His answer is simple: negative incentivisation (or an absolute lack of reasonable punishments for unreasonable behavior) and an enabling mentality. He paints the analogy that Wall Street behaves like a bunch of crack addicts; instead of cutting them off of the financial crack pipe, the powers that be fed their addiction with easier money and more securitization, essentially handing over the dope to the dope fiends instead of serving their regulatory purpose and saying “enough is enough, now give me your keys and sleep it off.” The combination has, of course, proved to be deadly, at least in the financial sense.

Says Panzner, “The many imbalances that still exist in the U.S. economy and the aggressive actions that Washington has taken so far means that policymakers will find it harder and harder to keep the ship afloat without resorting to maneuvers, like cranking up the proverbial printing presses, that lead to even bigger problems down the road. Meanwhile, it’s only a matter of time before already stretched individuals and bottom-line-focused businesses either run out of resources or patience — or both — and decide to cut and run.” Meaning the dealer is running out of product, leaving the addicts stumbling around in the street unable to get their next fix.

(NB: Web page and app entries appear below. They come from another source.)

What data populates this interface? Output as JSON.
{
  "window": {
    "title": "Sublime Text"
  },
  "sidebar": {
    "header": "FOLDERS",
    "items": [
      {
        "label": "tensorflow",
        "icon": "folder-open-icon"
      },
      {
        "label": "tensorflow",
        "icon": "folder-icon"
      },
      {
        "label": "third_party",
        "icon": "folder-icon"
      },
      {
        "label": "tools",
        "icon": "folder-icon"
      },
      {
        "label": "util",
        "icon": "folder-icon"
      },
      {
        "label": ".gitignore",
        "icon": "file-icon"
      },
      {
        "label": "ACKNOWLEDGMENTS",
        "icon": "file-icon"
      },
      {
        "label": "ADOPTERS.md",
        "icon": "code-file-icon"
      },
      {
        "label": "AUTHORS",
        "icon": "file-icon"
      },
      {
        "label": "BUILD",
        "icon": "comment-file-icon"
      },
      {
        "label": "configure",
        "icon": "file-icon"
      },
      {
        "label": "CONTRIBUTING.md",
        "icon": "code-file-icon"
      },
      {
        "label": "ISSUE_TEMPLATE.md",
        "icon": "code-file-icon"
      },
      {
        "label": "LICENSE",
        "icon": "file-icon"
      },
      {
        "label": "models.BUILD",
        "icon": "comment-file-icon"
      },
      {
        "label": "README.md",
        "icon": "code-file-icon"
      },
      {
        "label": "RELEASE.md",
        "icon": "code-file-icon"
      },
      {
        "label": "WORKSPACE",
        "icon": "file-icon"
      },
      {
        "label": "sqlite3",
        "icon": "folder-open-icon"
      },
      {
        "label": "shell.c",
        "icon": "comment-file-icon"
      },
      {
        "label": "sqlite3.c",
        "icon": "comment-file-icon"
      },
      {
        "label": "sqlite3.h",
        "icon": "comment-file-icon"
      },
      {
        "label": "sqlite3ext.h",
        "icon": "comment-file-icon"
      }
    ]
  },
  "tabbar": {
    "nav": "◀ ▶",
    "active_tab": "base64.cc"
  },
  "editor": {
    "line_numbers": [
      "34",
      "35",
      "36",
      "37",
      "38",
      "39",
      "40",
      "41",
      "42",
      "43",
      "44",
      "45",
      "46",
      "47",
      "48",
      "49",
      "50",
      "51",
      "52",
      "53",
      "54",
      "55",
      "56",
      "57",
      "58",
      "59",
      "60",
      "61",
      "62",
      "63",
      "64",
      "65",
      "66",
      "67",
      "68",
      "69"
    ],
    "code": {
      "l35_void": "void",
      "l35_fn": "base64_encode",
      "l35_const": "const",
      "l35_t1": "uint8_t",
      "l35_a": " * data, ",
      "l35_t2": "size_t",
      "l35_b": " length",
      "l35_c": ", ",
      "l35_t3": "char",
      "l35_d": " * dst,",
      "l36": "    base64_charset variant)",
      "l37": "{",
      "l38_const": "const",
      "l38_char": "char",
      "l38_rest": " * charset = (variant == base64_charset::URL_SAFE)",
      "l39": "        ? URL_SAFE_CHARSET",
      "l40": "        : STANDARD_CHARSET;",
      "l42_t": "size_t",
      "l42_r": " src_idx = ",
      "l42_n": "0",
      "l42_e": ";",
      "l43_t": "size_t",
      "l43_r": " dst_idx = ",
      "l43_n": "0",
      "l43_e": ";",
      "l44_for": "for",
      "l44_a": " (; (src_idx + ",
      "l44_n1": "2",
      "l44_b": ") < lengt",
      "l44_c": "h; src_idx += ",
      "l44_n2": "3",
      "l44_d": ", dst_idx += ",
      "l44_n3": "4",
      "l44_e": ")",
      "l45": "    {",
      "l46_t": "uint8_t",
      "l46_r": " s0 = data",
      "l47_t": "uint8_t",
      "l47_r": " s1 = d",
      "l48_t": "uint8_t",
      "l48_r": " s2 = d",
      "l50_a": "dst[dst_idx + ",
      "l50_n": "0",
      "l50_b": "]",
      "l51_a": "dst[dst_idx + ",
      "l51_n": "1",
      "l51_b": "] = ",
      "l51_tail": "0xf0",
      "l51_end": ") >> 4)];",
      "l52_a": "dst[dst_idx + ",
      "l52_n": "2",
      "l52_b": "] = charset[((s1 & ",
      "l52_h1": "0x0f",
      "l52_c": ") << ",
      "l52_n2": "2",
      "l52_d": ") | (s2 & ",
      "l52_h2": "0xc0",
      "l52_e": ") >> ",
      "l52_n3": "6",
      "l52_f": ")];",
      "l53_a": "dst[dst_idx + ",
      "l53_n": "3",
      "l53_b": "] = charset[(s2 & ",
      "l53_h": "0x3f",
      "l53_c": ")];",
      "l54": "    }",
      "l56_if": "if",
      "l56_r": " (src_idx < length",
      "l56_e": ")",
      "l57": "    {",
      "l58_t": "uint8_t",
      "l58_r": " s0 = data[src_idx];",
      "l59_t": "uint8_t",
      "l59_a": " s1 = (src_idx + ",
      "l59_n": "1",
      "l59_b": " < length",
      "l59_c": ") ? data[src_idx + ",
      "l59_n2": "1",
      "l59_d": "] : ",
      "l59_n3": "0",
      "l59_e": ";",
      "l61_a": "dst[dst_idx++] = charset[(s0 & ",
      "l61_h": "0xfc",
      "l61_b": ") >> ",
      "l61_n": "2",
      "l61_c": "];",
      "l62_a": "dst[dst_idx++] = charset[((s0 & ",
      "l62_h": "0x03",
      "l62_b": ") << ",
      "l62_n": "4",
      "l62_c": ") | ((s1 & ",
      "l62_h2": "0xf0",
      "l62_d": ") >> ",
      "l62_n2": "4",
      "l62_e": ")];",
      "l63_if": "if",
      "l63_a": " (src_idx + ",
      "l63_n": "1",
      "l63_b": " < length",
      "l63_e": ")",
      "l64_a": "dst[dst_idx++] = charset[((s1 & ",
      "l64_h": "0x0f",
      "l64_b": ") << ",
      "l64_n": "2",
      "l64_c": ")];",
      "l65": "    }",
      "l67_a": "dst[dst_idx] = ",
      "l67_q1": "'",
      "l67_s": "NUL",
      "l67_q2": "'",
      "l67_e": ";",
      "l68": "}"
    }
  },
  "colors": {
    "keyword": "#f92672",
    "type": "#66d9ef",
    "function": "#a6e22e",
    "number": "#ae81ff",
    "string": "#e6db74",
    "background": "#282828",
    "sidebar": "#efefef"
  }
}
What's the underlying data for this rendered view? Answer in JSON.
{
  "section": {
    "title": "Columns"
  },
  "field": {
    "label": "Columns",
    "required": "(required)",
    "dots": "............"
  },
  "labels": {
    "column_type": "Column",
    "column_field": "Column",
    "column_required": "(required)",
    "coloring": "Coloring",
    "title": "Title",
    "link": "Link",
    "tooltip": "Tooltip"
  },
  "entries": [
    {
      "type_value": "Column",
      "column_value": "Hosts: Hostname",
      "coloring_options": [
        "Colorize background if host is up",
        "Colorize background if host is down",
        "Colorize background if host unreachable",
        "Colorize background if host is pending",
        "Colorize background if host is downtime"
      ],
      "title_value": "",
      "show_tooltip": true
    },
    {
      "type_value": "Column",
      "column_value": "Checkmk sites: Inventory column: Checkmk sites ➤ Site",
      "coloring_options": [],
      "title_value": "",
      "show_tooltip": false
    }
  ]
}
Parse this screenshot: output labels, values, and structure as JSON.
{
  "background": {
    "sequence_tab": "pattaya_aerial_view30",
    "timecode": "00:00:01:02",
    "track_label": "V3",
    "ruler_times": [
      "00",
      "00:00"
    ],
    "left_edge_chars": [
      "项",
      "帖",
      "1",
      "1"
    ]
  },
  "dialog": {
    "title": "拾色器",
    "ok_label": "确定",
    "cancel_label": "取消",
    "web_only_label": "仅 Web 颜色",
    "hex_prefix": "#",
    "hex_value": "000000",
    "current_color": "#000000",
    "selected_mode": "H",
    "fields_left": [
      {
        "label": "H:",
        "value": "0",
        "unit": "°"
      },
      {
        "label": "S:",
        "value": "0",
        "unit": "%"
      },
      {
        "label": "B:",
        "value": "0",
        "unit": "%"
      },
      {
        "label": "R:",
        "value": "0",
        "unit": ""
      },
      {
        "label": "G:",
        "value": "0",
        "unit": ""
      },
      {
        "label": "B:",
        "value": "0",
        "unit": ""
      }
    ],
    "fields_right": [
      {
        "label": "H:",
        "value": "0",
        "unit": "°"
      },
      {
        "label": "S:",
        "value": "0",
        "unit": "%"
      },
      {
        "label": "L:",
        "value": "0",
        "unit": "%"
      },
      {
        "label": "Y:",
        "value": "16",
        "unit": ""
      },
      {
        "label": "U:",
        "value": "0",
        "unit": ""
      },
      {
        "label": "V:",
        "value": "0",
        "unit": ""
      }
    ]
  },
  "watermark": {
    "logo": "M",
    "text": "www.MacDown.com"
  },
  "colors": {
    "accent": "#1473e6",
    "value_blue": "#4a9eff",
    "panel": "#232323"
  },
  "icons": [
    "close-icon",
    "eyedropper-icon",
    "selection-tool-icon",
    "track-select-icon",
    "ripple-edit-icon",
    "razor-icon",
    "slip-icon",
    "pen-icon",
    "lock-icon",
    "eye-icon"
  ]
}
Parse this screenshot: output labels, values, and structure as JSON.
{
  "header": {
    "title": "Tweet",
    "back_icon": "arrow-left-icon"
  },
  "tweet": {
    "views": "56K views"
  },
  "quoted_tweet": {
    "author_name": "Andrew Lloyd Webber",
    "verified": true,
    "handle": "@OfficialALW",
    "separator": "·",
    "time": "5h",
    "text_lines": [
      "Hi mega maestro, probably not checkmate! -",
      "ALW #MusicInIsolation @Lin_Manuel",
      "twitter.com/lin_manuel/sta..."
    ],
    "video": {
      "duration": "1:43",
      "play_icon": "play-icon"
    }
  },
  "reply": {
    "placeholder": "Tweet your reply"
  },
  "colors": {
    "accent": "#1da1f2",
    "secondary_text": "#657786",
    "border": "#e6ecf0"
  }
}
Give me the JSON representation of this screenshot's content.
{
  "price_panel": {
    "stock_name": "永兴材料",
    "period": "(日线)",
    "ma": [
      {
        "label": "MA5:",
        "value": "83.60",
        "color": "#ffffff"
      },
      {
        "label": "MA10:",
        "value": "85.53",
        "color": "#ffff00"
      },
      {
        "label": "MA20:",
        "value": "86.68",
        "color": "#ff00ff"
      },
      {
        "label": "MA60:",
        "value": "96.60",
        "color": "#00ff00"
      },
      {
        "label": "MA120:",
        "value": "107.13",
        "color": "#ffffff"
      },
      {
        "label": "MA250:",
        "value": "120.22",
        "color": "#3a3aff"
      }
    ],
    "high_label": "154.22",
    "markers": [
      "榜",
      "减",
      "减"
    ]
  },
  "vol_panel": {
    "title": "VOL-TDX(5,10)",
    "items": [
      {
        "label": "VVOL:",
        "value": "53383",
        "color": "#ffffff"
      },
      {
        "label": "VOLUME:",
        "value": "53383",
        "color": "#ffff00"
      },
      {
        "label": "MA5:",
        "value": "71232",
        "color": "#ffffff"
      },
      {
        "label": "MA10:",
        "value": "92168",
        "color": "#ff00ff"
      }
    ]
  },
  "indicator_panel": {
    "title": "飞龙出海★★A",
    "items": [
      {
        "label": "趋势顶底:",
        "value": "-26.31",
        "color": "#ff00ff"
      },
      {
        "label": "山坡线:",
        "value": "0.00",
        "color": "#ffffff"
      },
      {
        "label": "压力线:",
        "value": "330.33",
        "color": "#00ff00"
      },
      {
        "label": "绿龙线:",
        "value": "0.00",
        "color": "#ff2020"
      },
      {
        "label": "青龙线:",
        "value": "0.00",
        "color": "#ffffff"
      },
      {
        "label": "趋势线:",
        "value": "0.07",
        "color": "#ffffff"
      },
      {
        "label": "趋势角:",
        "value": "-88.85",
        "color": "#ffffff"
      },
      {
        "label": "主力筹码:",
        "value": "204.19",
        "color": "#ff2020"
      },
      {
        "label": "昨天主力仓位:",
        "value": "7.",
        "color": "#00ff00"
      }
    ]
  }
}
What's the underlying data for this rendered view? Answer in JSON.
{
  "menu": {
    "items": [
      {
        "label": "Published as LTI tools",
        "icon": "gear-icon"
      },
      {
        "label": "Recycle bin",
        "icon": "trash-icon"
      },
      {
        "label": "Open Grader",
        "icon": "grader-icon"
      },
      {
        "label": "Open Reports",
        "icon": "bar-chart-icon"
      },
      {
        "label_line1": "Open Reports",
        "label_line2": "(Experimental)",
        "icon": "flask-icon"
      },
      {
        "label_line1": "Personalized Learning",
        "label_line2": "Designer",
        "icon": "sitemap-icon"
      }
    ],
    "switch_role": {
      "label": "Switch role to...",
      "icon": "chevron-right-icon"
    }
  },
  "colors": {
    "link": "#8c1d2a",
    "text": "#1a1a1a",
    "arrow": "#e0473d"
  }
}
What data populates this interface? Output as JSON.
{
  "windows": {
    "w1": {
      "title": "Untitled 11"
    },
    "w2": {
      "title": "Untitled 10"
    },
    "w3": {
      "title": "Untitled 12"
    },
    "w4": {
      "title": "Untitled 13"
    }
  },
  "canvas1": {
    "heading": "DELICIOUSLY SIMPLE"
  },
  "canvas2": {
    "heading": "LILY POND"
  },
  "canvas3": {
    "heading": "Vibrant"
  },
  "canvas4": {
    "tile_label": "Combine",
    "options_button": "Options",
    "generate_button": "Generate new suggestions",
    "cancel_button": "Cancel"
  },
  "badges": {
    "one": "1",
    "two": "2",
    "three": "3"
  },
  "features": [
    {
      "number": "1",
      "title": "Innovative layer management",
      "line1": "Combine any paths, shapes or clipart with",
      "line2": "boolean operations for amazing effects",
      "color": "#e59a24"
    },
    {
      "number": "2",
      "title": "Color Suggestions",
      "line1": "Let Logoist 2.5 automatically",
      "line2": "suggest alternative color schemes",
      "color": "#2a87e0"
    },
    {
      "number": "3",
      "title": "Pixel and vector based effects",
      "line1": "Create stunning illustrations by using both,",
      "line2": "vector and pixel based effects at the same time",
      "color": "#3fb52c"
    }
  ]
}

“Constant stroking out of Washington” can only lead to a let down later on, he says, pointing out that Wall Street appears to have run out of hands to juggle the balls in the air.

“The problem now,” he says, “is that all the bullets are gone.” Monetary policy and political ammunition have left the powers that be with nothing in the chamber now that they’ve shot their load. Figuratively, we hope.

The mistake we appear to be making now is in assuming that this is your average downturn or a series of events that we’ve seen before, the sort of economic slump that academic brainiacs like Ben Bernanke penciled out on worksheets in their early doctorate years.

What they seem unable to wrap their big heads around, he says, is that this is not your traditional sort of recessionary episode. Until they accept that tiny detail, we will only exacerbate the issue, digging a deeper hole and merely staving off the real fallout when we could be better spending our time working towards picking up the pieces. Adding fuel to the fire, Panzner points out, “no one got fired and people think they beat the system.” Where’s the punishment in that?
So where does that leave us now? I guess you’ll just have to wait for the second part of our interview to find out.